The pipe burst occurred in February 2011. After this event, the insurer invoked an exclusion in its policy that precluded coverage. The exclusion indicated heat in the building had to be maintained to the best of the owners’ abilities. 

The court’s analysis relied heavily on interpreting the language, “best to maintain heat in the building” in order to understand the owners’ obligations. The lower court, using a vast array of persuasive authority, pegged the policy’s phrase “do your best” to mean “reasonable efforts” must be made in maintaining heat in the building. The appellate court agreed and expanded on this idea by finding reasonable efforts are to be gauged in light of the specific circumstances faced. 

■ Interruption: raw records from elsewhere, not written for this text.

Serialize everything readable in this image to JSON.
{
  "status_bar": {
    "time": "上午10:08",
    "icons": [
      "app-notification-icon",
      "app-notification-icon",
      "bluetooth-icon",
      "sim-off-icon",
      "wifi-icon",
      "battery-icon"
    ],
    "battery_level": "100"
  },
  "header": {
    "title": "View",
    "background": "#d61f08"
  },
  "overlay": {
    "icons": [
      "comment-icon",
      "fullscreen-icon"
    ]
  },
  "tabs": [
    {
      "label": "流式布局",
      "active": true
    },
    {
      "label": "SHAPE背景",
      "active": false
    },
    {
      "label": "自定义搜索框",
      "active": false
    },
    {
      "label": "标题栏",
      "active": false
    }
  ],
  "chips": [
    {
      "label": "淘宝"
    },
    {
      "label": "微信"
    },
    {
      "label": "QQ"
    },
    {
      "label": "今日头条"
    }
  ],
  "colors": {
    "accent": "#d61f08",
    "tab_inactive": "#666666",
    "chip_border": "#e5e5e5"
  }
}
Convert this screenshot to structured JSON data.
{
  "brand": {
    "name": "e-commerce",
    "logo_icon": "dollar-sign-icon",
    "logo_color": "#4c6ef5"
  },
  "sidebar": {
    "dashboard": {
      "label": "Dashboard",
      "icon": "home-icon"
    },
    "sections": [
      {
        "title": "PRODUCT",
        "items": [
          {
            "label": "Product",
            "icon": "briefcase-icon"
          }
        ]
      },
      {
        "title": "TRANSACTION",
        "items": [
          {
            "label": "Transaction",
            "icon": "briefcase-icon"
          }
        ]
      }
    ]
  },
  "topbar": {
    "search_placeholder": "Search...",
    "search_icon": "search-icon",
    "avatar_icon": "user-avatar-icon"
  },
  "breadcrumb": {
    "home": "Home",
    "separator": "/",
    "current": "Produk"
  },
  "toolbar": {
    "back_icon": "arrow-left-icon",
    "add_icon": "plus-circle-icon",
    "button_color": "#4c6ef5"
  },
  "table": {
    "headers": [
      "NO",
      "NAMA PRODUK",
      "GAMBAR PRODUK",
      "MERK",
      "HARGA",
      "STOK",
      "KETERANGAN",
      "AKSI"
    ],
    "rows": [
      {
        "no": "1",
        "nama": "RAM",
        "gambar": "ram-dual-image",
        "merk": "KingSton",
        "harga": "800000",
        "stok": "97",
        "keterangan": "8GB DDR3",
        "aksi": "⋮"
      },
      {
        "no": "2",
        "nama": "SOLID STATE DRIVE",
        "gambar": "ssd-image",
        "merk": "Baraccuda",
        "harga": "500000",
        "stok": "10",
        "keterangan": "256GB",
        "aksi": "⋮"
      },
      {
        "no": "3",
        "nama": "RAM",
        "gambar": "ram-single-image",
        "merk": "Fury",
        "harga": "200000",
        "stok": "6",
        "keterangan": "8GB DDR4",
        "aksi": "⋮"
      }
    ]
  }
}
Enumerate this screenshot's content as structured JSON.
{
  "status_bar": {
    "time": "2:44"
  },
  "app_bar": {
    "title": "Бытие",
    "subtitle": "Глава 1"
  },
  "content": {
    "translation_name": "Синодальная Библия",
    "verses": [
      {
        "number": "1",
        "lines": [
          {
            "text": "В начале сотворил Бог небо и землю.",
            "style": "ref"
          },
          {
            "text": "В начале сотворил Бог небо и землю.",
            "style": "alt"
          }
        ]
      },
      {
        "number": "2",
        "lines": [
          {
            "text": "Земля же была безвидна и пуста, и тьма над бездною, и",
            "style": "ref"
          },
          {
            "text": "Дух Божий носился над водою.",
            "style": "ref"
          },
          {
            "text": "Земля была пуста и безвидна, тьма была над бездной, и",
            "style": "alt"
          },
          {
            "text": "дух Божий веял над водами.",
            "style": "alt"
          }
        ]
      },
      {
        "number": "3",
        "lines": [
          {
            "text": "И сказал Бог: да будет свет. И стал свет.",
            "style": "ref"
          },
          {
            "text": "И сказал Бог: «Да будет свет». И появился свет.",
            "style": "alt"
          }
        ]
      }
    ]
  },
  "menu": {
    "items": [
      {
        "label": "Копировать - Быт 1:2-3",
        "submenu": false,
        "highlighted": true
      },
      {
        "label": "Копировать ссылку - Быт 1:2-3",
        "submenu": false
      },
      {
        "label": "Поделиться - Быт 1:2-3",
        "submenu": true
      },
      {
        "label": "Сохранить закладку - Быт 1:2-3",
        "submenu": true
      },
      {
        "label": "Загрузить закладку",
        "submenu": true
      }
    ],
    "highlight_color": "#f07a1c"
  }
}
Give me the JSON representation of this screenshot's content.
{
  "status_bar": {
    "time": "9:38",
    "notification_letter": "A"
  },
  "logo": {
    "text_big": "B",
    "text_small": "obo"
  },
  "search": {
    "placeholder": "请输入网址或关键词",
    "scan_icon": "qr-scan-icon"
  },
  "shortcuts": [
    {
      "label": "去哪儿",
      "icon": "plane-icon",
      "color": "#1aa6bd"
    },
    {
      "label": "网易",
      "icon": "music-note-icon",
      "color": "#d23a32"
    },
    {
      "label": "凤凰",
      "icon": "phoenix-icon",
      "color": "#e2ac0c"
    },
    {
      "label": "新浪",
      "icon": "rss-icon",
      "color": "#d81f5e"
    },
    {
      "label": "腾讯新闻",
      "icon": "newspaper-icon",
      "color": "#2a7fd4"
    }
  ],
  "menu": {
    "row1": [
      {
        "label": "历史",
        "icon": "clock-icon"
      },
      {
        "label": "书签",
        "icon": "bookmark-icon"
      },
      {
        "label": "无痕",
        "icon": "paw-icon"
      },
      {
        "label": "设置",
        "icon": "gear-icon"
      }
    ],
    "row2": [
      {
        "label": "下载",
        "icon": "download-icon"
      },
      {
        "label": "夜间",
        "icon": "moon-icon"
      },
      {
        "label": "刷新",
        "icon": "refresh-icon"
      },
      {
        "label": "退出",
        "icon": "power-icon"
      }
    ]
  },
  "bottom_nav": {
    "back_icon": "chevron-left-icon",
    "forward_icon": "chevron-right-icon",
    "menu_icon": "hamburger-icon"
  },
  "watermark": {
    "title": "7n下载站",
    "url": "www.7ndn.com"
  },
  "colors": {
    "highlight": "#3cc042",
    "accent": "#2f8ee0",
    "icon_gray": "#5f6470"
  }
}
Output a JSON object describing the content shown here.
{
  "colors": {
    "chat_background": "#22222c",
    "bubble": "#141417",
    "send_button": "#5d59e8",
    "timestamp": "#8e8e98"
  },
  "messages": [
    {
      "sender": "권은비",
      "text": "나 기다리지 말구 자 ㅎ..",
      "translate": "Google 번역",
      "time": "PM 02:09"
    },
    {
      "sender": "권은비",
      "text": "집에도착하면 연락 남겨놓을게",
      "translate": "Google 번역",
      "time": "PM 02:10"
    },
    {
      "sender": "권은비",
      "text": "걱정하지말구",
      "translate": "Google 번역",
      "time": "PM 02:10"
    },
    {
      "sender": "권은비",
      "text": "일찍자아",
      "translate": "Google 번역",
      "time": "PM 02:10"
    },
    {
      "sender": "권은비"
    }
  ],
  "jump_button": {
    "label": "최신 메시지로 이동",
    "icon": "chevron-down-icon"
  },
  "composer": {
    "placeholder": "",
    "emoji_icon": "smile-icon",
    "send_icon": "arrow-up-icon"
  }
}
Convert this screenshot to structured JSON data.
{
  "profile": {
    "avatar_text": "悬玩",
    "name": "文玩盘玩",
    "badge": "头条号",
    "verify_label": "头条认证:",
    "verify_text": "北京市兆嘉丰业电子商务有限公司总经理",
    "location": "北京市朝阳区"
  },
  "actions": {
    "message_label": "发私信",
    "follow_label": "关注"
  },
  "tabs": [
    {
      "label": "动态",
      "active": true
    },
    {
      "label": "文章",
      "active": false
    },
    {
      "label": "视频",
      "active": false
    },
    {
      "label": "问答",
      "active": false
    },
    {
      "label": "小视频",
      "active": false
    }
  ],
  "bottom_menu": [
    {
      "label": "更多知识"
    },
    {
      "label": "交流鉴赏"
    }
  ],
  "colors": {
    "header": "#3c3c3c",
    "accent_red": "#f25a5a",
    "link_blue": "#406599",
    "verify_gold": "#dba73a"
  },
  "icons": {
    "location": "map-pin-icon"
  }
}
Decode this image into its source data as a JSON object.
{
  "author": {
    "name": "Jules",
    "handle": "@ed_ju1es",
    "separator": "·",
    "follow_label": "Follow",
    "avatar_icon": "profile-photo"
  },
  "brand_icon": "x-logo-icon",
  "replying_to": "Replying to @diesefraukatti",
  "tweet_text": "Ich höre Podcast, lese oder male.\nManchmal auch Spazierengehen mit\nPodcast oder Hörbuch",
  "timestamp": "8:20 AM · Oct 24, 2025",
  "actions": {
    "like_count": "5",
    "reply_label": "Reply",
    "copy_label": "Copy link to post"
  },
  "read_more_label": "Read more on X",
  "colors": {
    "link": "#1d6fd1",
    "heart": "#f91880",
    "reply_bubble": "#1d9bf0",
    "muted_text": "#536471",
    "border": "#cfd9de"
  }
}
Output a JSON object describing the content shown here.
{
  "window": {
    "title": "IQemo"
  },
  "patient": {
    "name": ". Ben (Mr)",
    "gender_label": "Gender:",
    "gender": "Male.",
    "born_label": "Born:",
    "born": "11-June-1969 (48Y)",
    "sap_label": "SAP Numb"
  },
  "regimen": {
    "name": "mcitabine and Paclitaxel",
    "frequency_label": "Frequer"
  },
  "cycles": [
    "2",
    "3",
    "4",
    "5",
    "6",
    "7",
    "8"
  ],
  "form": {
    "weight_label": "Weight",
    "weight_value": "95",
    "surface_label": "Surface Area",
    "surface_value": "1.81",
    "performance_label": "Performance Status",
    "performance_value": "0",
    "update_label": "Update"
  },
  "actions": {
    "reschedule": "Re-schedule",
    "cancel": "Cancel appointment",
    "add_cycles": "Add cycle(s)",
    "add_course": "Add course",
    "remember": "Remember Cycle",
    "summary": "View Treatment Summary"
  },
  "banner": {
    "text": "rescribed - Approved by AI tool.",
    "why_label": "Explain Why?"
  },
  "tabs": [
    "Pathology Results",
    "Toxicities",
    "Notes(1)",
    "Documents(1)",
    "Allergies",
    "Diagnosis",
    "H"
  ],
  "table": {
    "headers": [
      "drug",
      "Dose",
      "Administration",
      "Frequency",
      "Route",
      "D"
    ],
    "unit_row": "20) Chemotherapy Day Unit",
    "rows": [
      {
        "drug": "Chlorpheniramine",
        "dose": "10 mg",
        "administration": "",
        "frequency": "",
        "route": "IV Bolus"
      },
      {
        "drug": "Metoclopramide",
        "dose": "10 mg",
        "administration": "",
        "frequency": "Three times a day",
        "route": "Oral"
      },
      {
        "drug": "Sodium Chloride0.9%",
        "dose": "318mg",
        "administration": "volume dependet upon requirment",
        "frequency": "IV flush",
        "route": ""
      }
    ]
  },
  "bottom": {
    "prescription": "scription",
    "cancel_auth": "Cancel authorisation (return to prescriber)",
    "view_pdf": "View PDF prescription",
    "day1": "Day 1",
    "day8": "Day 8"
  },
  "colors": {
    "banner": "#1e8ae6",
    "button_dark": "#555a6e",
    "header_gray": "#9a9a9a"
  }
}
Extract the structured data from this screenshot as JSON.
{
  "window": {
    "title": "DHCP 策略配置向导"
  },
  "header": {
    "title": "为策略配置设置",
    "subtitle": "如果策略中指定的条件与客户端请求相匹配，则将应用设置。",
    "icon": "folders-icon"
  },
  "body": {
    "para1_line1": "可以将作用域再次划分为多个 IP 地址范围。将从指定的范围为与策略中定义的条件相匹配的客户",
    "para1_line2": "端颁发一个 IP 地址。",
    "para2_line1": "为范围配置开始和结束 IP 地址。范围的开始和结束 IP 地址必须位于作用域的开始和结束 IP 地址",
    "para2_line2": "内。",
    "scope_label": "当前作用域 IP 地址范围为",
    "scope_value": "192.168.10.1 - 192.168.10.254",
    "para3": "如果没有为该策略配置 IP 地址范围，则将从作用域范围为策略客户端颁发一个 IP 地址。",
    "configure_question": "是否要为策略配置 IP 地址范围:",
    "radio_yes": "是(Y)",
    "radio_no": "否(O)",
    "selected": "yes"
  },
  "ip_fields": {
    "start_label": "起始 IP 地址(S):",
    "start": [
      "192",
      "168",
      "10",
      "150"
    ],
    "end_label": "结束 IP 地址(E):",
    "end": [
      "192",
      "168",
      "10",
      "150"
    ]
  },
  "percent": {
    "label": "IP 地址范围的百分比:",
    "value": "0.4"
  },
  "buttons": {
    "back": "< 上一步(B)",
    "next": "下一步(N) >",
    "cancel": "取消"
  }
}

At trial, one of the building owners testified that he had previously lived in the building and the pipes had burst on three different occasions. Within this same time period, the building’s heat pump was stolen. The owner subsequently disconnected water service to the building. Once water service was disconnected, frozen pipes were no longer an issue.  Water service to the building was restored in January 2011, despite the owner knowing the furnace could not prevent frozen pipes. Additionally, there was still no heat pump. 

Despite unwavering knowledge of these issues, the owner failed to repair, fix, or modify the heating system. In a last-ditch effort to maintain proper heat, the owners used space heaters to warm the part of the building where the pipes were located. 

The trier of fact found the use of space heaters was not a “reasonable effort” to maintain the building’s heat. Through owner testimony, it was well established that the building’s pipes had previously burst and no steps were taken to prevent such bursts. When the owners reconnected the water, they knowingly risked the pipes bursting yet again. Ultimately, the lack of reasonable efforts made by the owners to maintain proper heat triggered the insurer’s exclusion, and coverage was barred.  Wells et al. v. State Farm Fire and Cas. Ins. Co., case number 5019-0460, Appellate Court of Illinois, Fifth District.  

For more information about this article, please contact Samantha Rothman at srothman@tresslerllp.com.

Stock Photo Used With Permission | Shutterstock

About the Author

Samantha Rothman is a new associate in our Chicago office. Samantha was previously a law clerk at Tressler and we are honored to have her in our Insurance Practice Group.

Samantha focuses her practice in the areas of insurance coverage analysis and litigation. She has prepared coverage opinions and position letter for insurers and handles a wide variety of issues involving general liability and first-party property policies. Samantha also has significant litigation experience and participates in all facets of discovery and trial preparation.